The problem seems to be that you need the tether to be at full stress before you spin up, in order for it to act as if it is a solid, unbending link between the two end-point masses.  If you at any point stop thrusting the two masses away from each other, along the tether vector, the tether will recoil, start pulling the two masses back together, and start looping like crazy.  The spin-up maneuver, involving as it would need to the continuous thrust to apply pressure along the tether, but decreasing as the spin replaces the thrust to apply tension to the tether, is of such complexity that it would need to be demonstrated several times before you could consider using it operationally.

So -- those who believe that there needs to be an awful lot more real-world testing, in space, of the dynamics of such tethered systems before such a thing is designed into the cruise architecture of a Mars mission are the winners of this discussion at present, IMHO... :)

Please help me get my head around this.

1) Based on the Gemini Tether Experiment (GTE) it would appear that tethers don't work in the context of them being inherently stable.

2) So I went off to do some more reasearch and looked into it a bit more. According to wikipedia the GTE only got up to 0.00015g
https://en.wikipedia.org/wiki/Gemini_11#Scientific_experiments
"The passive stabilization experiment proved to be a bit troublesome. Conrad and Gordon separated the craft in a nose-down (i.e., Agena-down) position, but found that the tether would not be kept taut simply by the Earth's gravity gradient, as expected. However, they were able to generate a small amount of artificial gravity, about 0.00015 g, by firing their side thrusters to slowly rotate the combined craft like a slow-motion pair of bolas.[4]"

3) However even at this very low AG effect the NASA spiel states the following,
https://nssdc.gsfc.nasa.gov/nmc/masterCatalog.do?sc=1966-081A
"The hatch was closed at 9:57a.m. and shortly afterwards the spacecraft were undocked and Gemini 11
moved to the end of the 30 meter tether attaching the two spacecraft. At 11:55 a.m. Conrad initiated a slow rotation of the Gemini capsule about the GATV which kept the tether taut and the spacecraft a constant distance apart at the ends of the tether. Oscillations occurred initially, but damped out after about 20 minutes. The rotation rate was then increased, oscillations again occurred but damped out and the combination stabilized. The circular motion at the end of the tether imparted a slight artificial "gravitational acceleration" within Gemini 11, the first time such artificial gravity was demonstrated in space. After about three hours the tether was released and the spacecraft moved apart."

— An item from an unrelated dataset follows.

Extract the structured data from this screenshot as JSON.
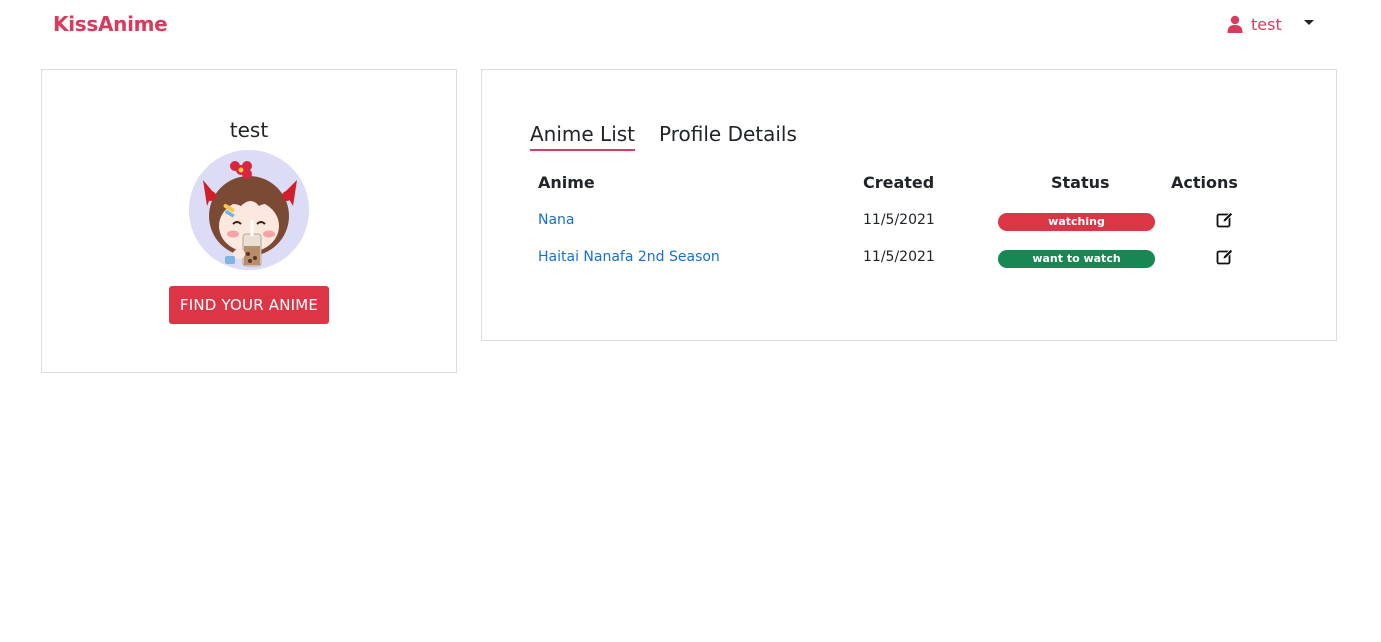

Saying that the GTE is therefore proof that tethers are unstable, given the extremely low AG effect attained, I think is unfair. (I admit this is my gut feel and is completely unsubstantiated.)

Is it wrong to say, that the greater the tension in the cable, the more stable the system will become?

Online Eric Hedman

  • Full Member
  • ****
  • Posts: 770
  • Liked: 186
  • Likes Given: 159
Is it wrong to say, that the greater the tension in the cable, the more stable the system will become?
It would at this point be unsubstantiated to say this.  It might be true, but at this point tests with larger spacecraft at greater tension and faster rotation need to be done before that assertion can be made.  In larger craft the mass of the human body will be moving around potentially inducing oscillations.  Determining the natural frequency of such a system would be an interesting problem.  It might become necessary to put some kind of dampening system in place.  Of course we won't know unless we try.  The first thing to do is to try to create a computer simulation.

Offline Aussie_Space_Nut

  • Full Member
  • *
  • Posts: 163
  • South Australia
  • Liked: 50
  • Likes Given: 158
I wonder if having a rigid pole attached to the nose of the spacecraft, with the tether attached to the end of the pole would help keep things stable?

Offline Peter.Colin

  • Full Member
  • *
  • Posts: 161
  • Belgium
  • Liked: 16
  • Likes Given: 36
I wonder if the use of the crane to lift the nose tethered BFS, onto the BFR.
And the oscillations caused by that action are indicative for what would happen in space?
 
« Last Edit: 09/17/2017 10:50 AM by Peter.Colin »

Tags: